▶ _Your instructions_: An identical copy of every entry below is the required output.

▶ _Given entries_:
-------------------------
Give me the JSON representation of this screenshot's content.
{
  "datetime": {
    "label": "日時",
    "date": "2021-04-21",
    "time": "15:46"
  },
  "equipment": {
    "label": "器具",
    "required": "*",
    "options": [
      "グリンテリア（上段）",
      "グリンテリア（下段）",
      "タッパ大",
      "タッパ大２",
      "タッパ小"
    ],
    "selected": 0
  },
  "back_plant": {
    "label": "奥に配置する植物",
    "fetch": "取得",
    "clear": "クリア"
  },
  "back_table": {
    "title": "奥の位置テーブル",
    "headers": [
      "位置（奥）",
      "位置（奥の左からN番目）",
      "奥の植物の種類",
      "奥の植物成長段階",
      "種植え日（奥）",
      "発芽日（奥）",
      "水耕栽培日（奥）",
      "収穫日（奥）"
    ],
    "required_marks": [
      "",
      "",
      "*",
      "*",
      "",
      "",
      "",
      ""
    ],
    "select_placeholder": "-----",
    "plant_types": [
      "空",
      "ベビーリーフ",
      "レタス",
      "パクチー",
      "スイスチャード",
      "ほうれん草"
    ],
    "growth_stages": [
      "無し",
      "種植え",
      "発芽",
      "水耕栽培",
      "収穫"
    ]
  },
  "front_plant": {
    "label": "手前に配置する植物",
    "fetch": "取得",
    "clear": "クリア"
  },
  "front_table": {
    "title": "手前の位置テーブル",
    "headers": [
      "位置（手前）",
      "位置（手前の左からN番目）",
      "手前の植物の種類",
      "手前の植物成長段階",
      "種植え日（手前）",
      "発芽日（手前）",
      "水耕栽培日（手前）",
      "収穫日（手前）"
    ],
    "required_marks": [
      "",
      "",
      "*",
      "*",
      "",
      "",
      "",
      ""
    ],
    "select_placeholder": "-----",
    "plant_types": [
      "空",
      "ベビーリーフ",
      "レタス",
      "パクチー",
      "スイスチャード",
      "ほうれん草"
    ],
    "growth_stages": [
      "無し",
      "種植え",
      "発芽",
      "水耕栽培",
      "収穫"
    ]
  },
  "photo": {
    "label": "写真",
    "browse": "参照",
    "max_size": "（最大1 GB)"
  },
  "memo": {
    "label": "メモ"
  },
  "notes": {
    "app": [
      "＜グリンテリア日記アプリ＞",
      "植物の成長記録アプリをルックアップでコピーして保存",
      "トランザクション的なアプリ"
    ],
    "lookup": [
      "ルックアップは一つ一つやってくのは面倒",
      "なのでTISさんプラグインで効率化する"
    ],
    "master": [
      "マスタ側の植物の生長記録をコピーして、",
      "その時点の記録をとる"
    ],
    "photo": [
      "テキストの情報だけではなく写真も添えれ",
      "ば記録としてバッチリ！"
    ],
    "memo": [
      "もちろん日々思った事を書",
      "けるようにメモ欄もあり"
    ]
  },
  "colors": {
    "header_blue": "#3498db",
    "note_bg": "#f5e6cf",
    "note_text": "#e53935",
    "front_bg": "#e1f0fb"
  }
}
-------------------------
▶ _Expected answer_:
Give me the JSON representation of this screenshot's content.
{
  "datetime": {
    "label": "日時",
    "date": "2021-04-21",
    "time": "15:46"
  },
  "equipment": {
    "label": "器具",
    "required": "*",
    "options": [
      "グリンテリア（上段）",
      "グリンテリア（下段）",
      "タッパ大",
      "タッパ大２",
      "タッパ小"
    ],
    "selected": 0
  },
  "back_plant": {
    "label": "奥に配置する植物",
    "fetch": "取得",
    "clear": "クリア"
  },
  "back_table": {
    "title": "奥の位置テーブル",
    "headers": [
      "位置（奥）",
      "位置（奥の左からN番目）",
      "奥の植物の種類",
      "奥の植物成長段階",
      "種植え日（奥）",
      "発芽日（奥）",
      "水耕栽培日（奥）",
      "収穫日（奥）"
    ],
    "required_marks": [
      "",
      "",
      "*",
      "*",
      "",
      "",
      "",
      ""
    ],
    "select_placeholder": "-----",
    "plant_types": [
      "空",
      "ベビーリーフ",
      "レタス",
      "パクチー",
      "スイスチャード",
      "ほうれん草"
    ],
    "growth_stages": [
      "無し",
      "種植え",
      "発芽",
      "水耕栽培",
      "収穫"
    ]
  },
  "front_plant": {
    "label": "手前に配置する植物",
    "fetch": "取得",
    "clear": "クリア"
  },
  "front_table": {
    "title": "手前の位置テーブル",
    "headers": [
      "位置（手前）",
      "位置（手前の左からN番目）",
      "手前の植物の種類",
      "手前の植物成長段階",
      "種植え日（手前）",
      "発芽日（手前）",
      "水耕栽培日（手前）",
      "収穫日（手前）"
    ],
    "required_marks": [
      "",
      "",
      "*",
      "*",
      "",
      "",
      "",
      ""
    ],
    "select_placeholder": "-----",
    "plant_types": [
      "空",
      "ベビーリーフ",
      "レタス",
      "パクチー",
      "スイスチャード",
      "ほうれん草"
    ],
    "growth_stages": [
      "無し",
      "種植え",
      "発芽",
      "水耕栽培",
      "収穫"
    ]
  },
  "photo": {
    "label": "写真",
    "browse": "参照",
    "max_size": "（最大1 GB)"
  },
  "memo": {
    "label": "メモ"
  },
  "notes": {
    "app": [
      "＜グリンテリア日記アプリ＞",
      "植物の成長記録アプリをルックアップでコピーして保存",
      "トランザクション的なアプリ"
    ],
    "lookup": [
      "ルックアップは一つ一つやってくのは面倒",
      "なのでTISさんプラグインで効率化する"
    ],
    "master": [
      "マスタ側の植物の生長記録をコピーして、",
      "その時点の記録をとる"
    ],
    "photo": [
      "テキストの情報だけではなく写真も添えれ",
      "ば記録としてバッチリ！"
    ],
    "memo": [
      "もちろん日々思った事を書",
      "けるようにメモ欄もあり"
    ]
  },
  "colors": {
    "header_blue": "#3498db",
    "note_bg": "#f5e6cf",
    "note_text": "#e53935",
    "front_bg": "#e1f0fb"
  }
}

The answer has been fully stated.